Assignment
Set each record down exactly, excluding all images.

Source data
- Opening Delimiter -

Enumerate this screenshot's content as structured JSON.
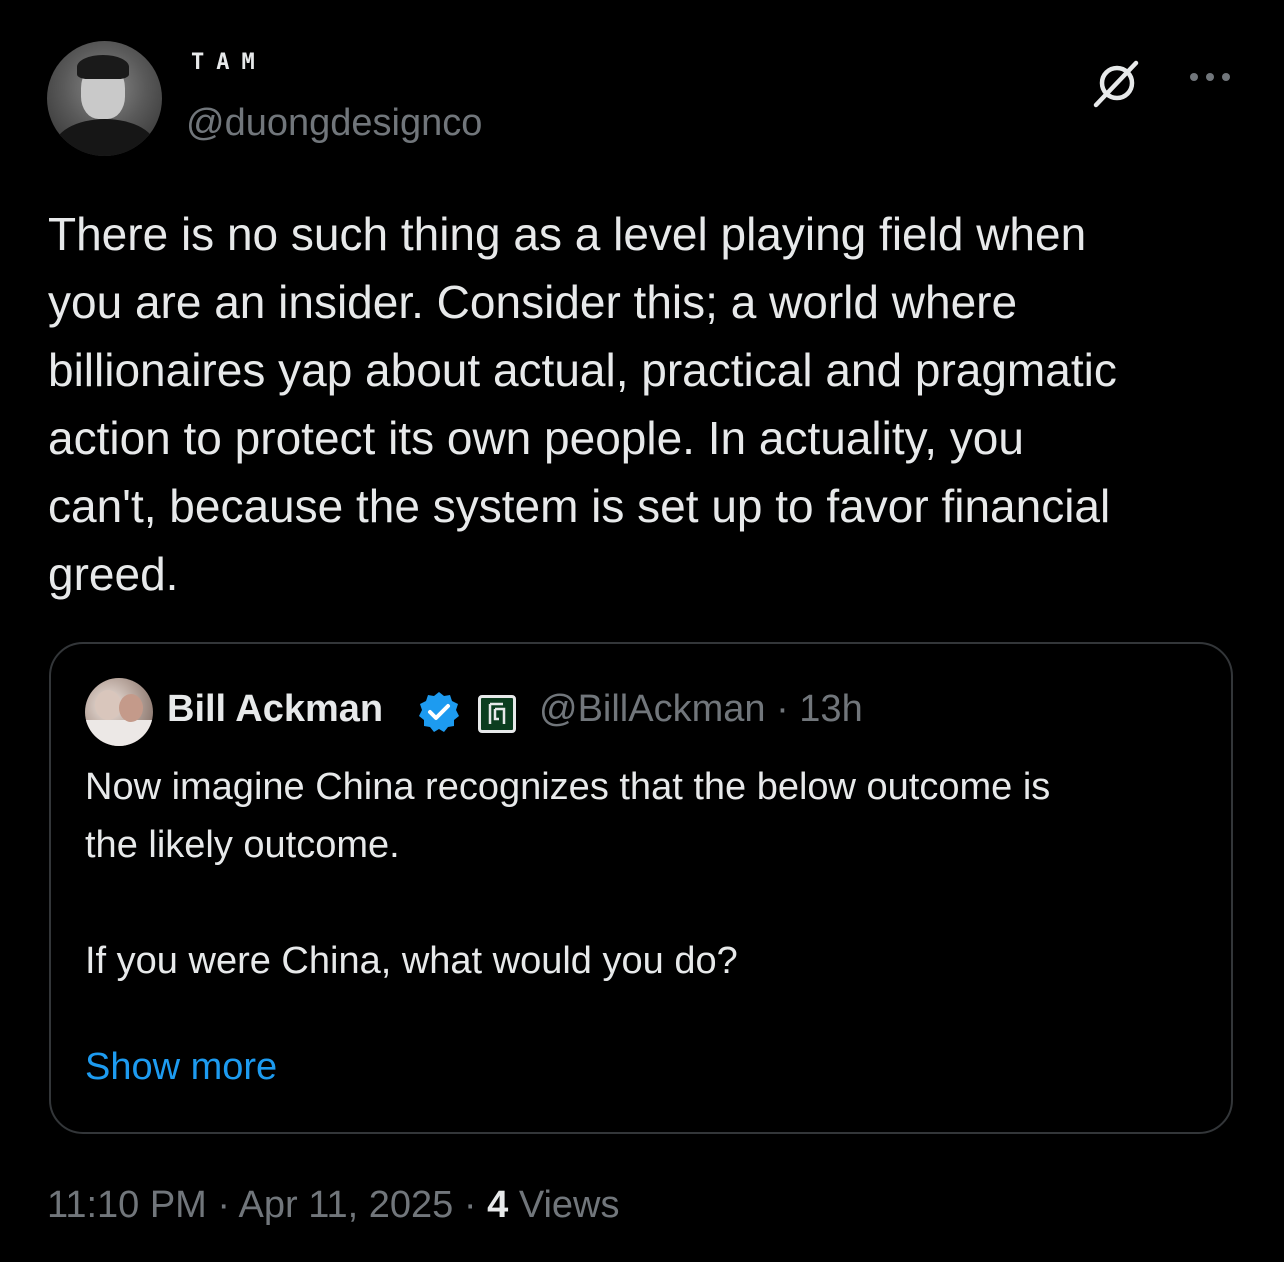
{
  "author": {
    "display_name": "TAM",
    "handle": "@duongdesignco"
  },
  "header_icons": [
    "grok-icon",
    "more-icon"
  ],
  "post": {
    "text": "There is no such thing as a level playing field when\nyou are an insider. Consider this; a world where\nbillionaires yap about actual, practical and pragmatic\naction to protect its own people. In actuality, you\ncan't, because the system is set up to favor financial\ngreed."
  },
  "quote": {
    "name": "Bill Ackman",
    "handle": "@BillAckman",
    "separator": "·",
    "time": "13h",
    "text": "Now imagine China recognizes that the below outcome is\nthe likely outcome.\n\nIf you were China, what would you do?",
    "show_more_label": "Show more",
    "accent_color": "#1d9bf0",
    "badges": [
      "verified-icon",
      "affiliate-icon"
    ]
  },
  "footer": {
    "time": "11:10 PM",
    "separator_1": "·",
    "date": "Apr 11, 2025",
    "separator_2": "·",
    "views_count": "4",
    "views_label": "Views"
  }
}
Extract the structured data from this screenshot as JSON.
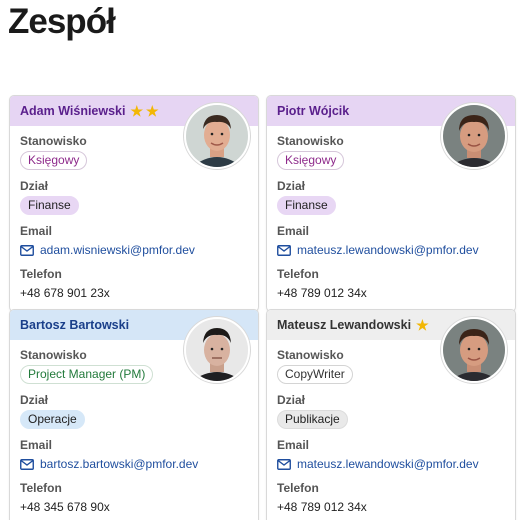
{
  "page": {
    "title": "Zespół"
  },
  "colors": {
    "header_purple": "#e6d5f3",
    "header_blue": "#d5e6f7",
    "header_grey": "#eeeeee",
    "name_purple": "#5a1f8c",
    "name_blue": "#1a3f8a",
    "link_blue": "#1f4e9e",
    "star_gold": "#f2b705"
  },
  "labels": {
    "position": "Stanowisko",
    "department": "Dział",
    "email": "Email",
    "phone": "Telefon"
  },
  "cards": [
    {
      "name": "Adam Wiśniewski",
      "stars": 2,
      "avatar": "avatar-photo",
      "position": "Księgowy",
      "department": "Finanse",
      "email": "adam.wisniewski@pmfor.dev",
      "phone": "+48 678 901 23x"
    },
    {
      "name": "Piotr Wójcik",
      "stars": 0,
      "avatar": "avatar-photo",
      "position": "Księgowy",
      "department": "Finanse",
      "email": "mateusz.lewandowski@pmfor.dev",
      "phone": "+48 789 012 34x"
    },
    {
      "name": "Bartosz Bartowski",
      "stars": 0,
      "avatar": "avatar-photo",
      "position": "Project Manager (PM)",
      "department": "Operacje",
      "email": "bartosz.bartowski@pmfor.dev",
      "phone": "+48 345 678 90x"
    },
    {
      "name": "Mateusz Lewandowski",
      "stars": 1,
      "avatar": "avatar-photo",
      "position": "CopyWriter",
      "department": "Publikacje",
      "email": "mateusz.lewandowski@pmfor.dev",
      "phone": "+48 789 012 34x"
    }
  ]
}
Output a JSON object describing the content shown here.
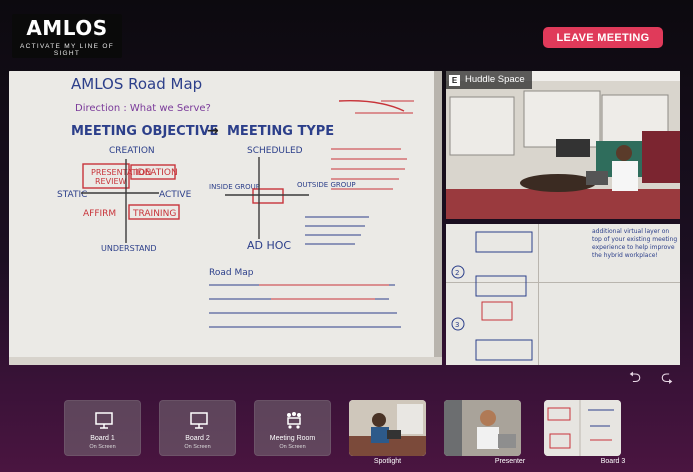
{
  "header": {
    "logo_text": "AMLOS",
    "logo_tagline": "ACTIVATE MY LINE OF SIGHT",
    "leave_label": "LEAVE MEETING"
  },
  "main_feed": {
    "whiteboard": {
      "title": "AMLOS Road Map",
      "direction": "Direction : What we Serve?",
      "objective": "MEETING OBJECTIVE",
      "type": "MEETING TYPE",
      "creation": "CREATION",
      "scheduled": "SCHEDULED",
      "presentation": "PRESENTATION",
      "review": "REVIEW",
      "ideation": "IDEATION",
      "static": "STATIC",
      "active": "ACTIVE",
      "affirm": "AFFIRM",
      "training": "TRAINING",
      "understand": "UNDERSTAND",
      "inside_group": "INSIDE GROUP",
      "outside_group": "OUTSIDE GROUP",
      "ad_hoc": "AD HOC",
      "road_map": "Road Map"
    }
  },
  "side_feed_top": {
    "badge": "E",
    "label": "Huddle Space"
  },
  "side_feed_bottom": {
    "note": "additional virtual layer on top of your existing meeting experience to help improve the hybrid workplace!"
  },
  "nav": {
    "prev_icon": "undo-icon",
    "next_icon": "redo-icon"
  },
  "thumbnails": [
    {
      "title": "Board 1",
      "sub": "On Screen",
      "caption": ""
    },
    {
      "title": "Board 2",
      "sub": "On Screen",
      "caption": ""
    },
    {
      "title": "Meeting Room",
      "sub": "On Screen",
      "caption": ""
    },
    {
      "title": "",
      "sub": "",
      "caption": "Spotlight"
    },
    {
      "title": "",
      "sub": "",
      "caption": "Presenter"
    },
    {
      "title": "",
      "sub": "",
      "caption": "Board 3"
    }
  ],
  "colors": {
    "accent": "#e03a5a",
    "marker_red": "#c8343a",
    "marker_blue": "#2c3f8a"
  }
}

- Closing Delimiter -

Exercise response
Enumerate this screenshot's content as structured JSON.
{
  "author": {
    "display_name": "TAM",
    "handle": "@duongdesignco"
  },
  "header_icons": [
    "grok-icon",
    "more-icon"
  ],
  "post": {
    "text": "There is no such thing as a level playing field when\nyou are an insider. Consider this; a world where\nbillionaires yap about actual, practical and pragmatic\naction to protect its own people. In actuality, you\ncan't, because the system is set up to favor financial\ngreed."
  },
  "quote": {
    "name": "Bill Ackman",
    "handle": "@BillAckman",
    "separator": "·",
    "time": "13h",
    "text": "Now imagine China recognizes that the below outcome is\nthe likely outcome.\n\nIf you were China, what would you do?",
    "show_more_label": "Show more",
    "accent_color": "#1d9bf0",
    "badges": [
      "verified-icon",
      "affiliate-icon"
    ]
  },
  "footer": {
    "time": "11:10 PM",
    "separator_1": "·",
    "date": "Apr 11, 2025",
    "separator_2": "·",
    "views_count": "4",
    "views_label": "Views"
  }
}
Extract the structured data from this screenshot as JSON.
{
  "page": {
    "title": "Zespół"
  },
  "colors": {
    "header_purple": "#e6d5f3",
    "header_blue": "#d5e6f7",
    "header_grey": "#eeeeee",
    "name_purple": "#5a1f8c",
    "name_blue": "#1a3f8a",
    "link_blue": "#1f4e9e",
    "star_gold": "#f2b705"
  },
  "labels": {
    "position": "Stanowisko",
    "department": "Dział",
    "email": "Email",
    "phone": "Telefon"
  },
  "cards": [
    {
      "name": "Adam Wiśniewski",
      "stars": 2,
      "avatar": "avatar-photo",
      "position": "Księgowy",
      "department": "Finanse",
      "email": "adam.wisniewski@pmfor.dev",
      "phone": "+48 678 901 23x"
    },
    {
      "name": "Piotr Wójcik",
      "stars": 0,
      "avatar": "avatar-photo",
      "position": "Księgowy",
      "department": "Finanse",
      "email": "mateusz.lewandowski@pmfor.dev",
      "phone": "+48 789 012 34x"
    },
    {
      "name": "Bartosz Bartowski",
      "stars": 0,
      "avatar": "avatar-photo",
      "position": "Project Manager (PM)",
      "department": "Operacje",
      "email": "bartosz.bartowski@pmfor.dev",
      "phone": "+48 345 678 90x"
    },
    {
      "name": "Mateusz Lewandowski",
      "stars": 1,
      "avatar": "avatar-photo",
      "position": "CopyWriter",
      "department": "Publikacje",
      "email": "mateusz.lewandowski@pmfor.dev",
      "phone": "+48 789 012 34x"
    }
  ]
}
Output a JSON object describing the content shown here.
{
  "header": {
    "logo_text": "AMLOS",
    "logo_tagline": "ACTIVATE MY LINE OF SIGHT",
    "leave_label": "LEAVE MEETING"
  },
  "main_feed": {
    "whiteboard": {
      "title": "AMLOS Road Map",
      "direction": "Direction : What we Serve?",
      "objective": "MEETING OBJECTIVE",
      "type": "MEETING TYPE",
      "creation": "CREATION",
      "scheduled": "SCHEDULED",
      "presentation": "PRESENTATION",
      "review": "REVIEW",
      "ideation": "IDEATION",
      "static": "STATIC",
      "active": "ACTIVE",
      "affirm": "AFFIRM",
      "training": "TRAINING",
      "understand": "UNDERSTAND",
      "inside_group": "INSIDE GROUP",
      "outside_group": "OUTSIDE GROUP",
      "ad_hoc": "AD HOC",
      "road_map": "Road Map"
    }
  },
  "side_feed_top": {
    "badge": "E",
    "label": "Huddle Space"
  },
  "side_feed_bottom": {
    "note": "additional virtual layer on top of your existing meeting experience to help improve the hybrid workplace!"
  },
  "nav": {
    "prev_icon": "undo-icon",
    "next_icon": "redo-icon"
  },
  "thumbnails": [
    {
      "title": "Board 1",
      "sub": "On Screen",
      "caption": ""
    },
    {
      "title": "Board 2",
      "sub": "On Screen",
      "caption": ""
    },
    {
      "title": "Meeting Room",
      "sub": "On Screen",
      "caption": ""
    },
    {
      "title": "",
      "sub": "",
      "caption": "Spotlight"
    },
    {
      "title": "",
      "sub": "",
      "caption": "Presenter"
    },
    {
      "title": "",
      "sub": "",
      "caption": "Board 3"
    }
  ],
  "colors": {
    "accent": "#e03a5a",
    "marker_red": "#c8343a",
    "marker_blue": "#2c3f8a"
  }
}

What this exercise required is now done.